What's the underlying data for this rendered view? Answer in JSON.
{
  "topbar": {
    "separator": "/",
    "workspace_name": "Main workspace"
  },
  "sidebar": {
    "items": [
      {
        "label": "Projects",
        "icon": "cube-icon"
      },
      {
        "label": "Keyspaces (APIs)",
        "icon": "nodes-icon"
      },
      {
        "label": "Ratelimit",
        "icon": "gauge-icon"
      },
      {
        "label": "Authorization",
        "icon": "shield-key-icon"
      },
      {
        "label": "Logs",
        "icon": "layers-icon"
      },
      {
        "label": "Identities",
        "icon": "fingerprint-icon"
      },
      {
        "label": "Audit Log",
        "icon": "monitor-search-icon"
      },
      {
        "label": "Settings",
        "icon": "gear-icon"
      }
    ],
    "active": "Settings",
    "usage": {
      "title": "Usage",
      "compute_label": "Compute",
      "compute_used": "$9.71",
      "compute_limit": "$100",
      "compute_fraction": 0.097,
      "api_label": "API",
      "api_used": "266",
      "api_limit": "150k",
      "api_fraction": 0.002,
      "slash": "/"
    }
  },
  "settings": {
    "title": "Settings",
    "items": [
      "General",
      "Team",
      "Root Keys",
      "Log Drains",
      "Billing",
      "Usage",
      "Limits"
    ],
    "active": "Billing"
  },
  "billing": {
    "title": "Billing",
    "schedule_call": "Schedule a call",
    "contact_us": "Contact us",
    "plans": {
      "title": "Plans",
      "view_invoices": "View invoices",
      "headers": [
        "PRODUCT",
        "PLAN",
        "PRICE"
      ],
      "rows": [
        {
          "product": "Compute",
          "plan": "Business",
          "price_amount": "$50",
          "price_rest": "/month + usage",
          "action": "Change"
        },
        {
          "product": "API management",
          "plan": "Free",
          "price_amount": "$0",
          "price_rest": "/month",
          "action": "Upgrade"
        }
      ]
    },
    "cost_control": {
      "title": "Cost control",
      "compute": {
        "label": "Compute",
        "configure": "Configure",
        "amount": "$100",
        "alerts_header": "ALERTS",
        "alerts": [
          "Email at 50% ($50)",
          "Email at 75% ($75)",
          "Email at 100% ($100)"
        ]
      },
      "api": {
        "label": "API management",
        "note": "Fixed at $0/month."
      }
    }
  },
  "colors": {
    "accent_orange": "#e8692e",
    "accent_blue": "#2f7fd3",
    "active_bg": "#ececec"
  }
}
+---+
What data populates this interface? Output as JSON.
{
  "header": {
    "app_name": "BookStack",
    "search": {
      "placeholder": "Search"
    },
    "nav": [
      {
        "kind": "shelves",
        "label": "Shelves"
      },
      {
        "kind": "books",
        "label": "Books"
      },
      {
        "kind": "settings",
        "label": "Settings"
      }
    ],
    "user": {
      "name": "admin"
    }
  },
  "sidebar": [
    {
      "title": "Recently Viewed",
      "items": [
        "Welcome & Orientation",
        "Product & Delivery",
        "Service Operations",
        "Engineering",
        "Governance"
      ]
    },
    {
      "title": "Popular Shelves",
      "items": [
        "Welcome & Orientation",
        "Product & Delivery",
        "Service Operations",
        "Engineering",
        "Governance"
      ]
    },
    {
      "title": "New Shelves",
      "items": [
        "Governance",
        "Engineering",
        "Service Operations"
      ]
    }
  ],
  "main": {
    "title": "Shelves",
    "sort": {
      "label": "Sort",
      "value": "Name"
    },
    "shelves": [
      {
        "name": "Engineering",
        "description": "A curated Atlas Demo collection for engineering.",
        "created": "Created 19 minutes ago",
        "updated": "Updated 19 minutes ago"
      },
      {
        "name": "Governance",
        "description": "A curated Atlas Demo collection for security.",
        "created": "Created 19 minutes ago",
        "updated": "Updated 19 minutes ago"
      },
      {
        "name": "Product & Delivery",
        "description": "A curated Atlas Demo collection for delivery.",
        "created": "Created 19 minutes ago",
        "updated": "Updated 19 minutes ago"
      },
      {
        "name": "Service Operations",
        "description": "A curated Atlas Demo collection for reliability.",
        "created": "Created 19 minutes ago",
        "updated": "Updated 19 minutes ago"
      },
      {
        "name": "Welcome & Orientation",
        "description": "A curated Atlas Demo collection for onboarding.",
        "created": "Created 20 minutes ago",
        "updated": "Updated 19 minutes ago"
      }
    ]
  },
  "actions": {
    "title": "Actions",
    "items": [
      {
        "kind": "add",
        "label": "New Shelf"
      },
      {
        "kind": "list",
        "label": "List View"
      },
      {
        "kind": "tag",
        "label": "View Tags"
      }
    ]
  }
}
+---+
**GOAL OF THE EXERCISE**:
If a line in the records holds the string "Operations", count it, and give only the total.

**OUTPUT FOR THIS EXERCISE**:
4